Essay on Influence of radio on modern media

Submitted By kriley_76
Words: 734
Pages: 3

The American Outcome of Radio and Recorded Music Music is the heartbeat of American social and cultural identity. Music unifies us as Americans and also separates us as cultural stereotypes. Throughout history, music has always been a measure and outcome of different cultures and influences. Specifically starting in the 1940’s, music and radio has helped shape many aspects in American culture by intertwining cultures, developing socioeconomic statuses, and bringing headlines to the pop culture. Although many people contributed to the creation of the radio and not one person is totally credited, it was Nikola Tesla’s creation of the Tesla Coil that kick-started the radio revolution. Without Tesla’s contributions, the world would be without radio. However, with the introduction of television and its visual images of World War II, the radio companies felt forced to replace their audio-only entertainment and news shows by scheduling music interspersed with news and features. The radio simply was trying to keep up with television. By the end of the decade the music sensation caught on with Americans and car salesmen began offering car radios as standard accessories. The radio companies are largely credited with the music craze that many Americans have. In the 1940's many styles of music merged and thrived because of the new format the radio companies created to keep up with the television broadcasters. With World War II in the forefront, music became more meaningful with the increased focus on lyrics and different styles, genres of music emerged (rock and roll, swing, country, etc.). Music became emotional and “loud” sounding music started to become popular with youth. With the influence of radio, music was now available to the general public: all races and all classes. By the 1950’s the radio had created its first weekly top 40 music show (which still broadcasts today). The relationship between music and race is one of the most convincing factors used in determining the musical meaning of songs in the United States. Since the introduction to written word, music has been closely associated with various cultures. Typically, certain styles, or genres of music are more closely related to certain cultures (i.e. Caucasian people and country music or soul music and African Americans). As more and more immigrants poured into America, our culture and music continued to evolve.
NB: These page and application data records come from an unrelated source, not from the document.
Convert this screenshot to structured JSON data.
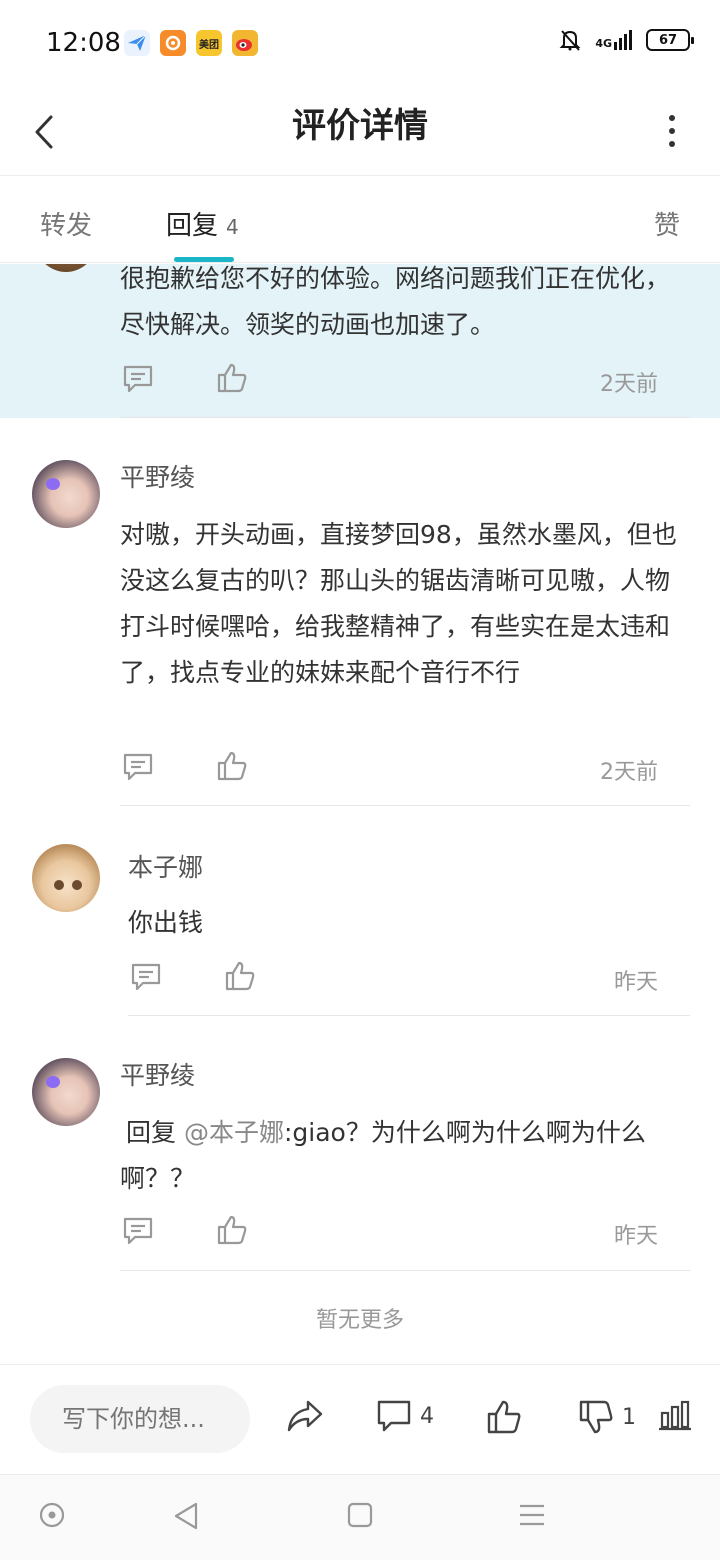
{
  "status_bar": {
    "time": "12:08",
    "apps": [
      {
        "icon": "paper-plane-app-icon",
        "color": "#5aa6f5"
      },
      {
        "icon": "uc-browser-app-icon",
        "color": "#f68b2a"
      },
      {
        "icon": "meituan-app-icon",
        "color": "#f7c62f",
        "label": "美团"
      },
      {
        "icon": "weibo-app-icon",
        "color": "#f2b630"
      }
    ],
    "network": "4G",
    "battery": "67"
  },
  "header": {
    "title": "评价详情"
  },
  "tabs": {
    "forward": "转发",
    "reply": "回复",
    "reply_count": "4",
    "like": "赞",
    "accent": "#1ab5c6"
  },
  "comments": [
    {
      "text": "很抱歉给您不好的体验。网络问题我们正在优化，尽快解决。领奖的动画也加速了。",
      "time": "2天前"
    },
    {
      "user": "平野绫",
      "text": "对嗷，开头动画，直接梦回98，虽然水墨风，但也没这么复古的叭？那山头的锯齿清晰可见嗷，人物打斗时候嘿哈，给我整精神了，有些实在是太违和了，找点专业的妹妹来配个音行不行",
      "time": "2天前"
    },
    {
      "user": "本子娜",
      "text": "你出钱",
      "time": "昨天"
    },
    {
      "user": "平野绫",
      "reply_prefix": "回复",
      "mention": "@本子娜",
      "text": ":giao？为什么啊为什么啊为什么啊？？",
      "time": "昨天"
    }
  ],
  "no_more": "暂无更多",
  "bottom_bar": {
    "placeholder": "写下你的想...",
    "comment_count": "4",
    "dislike_count": "1"
  }
}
Howard Reich of the Chicago Tribune adds to this “The template for American music, a cacophonous merger of a thousand cultures thrown together like nowhere else on Earth, is built on the shoulders of immigrants. And it's not simply that they brought with them their music and cultural values: More important, they applied what they knew to a wholly unfamiliar environment, along the way conjuring radical new methods for creating music” (Reich). Genres like rock, jazz, swing, funk, and among others are all closely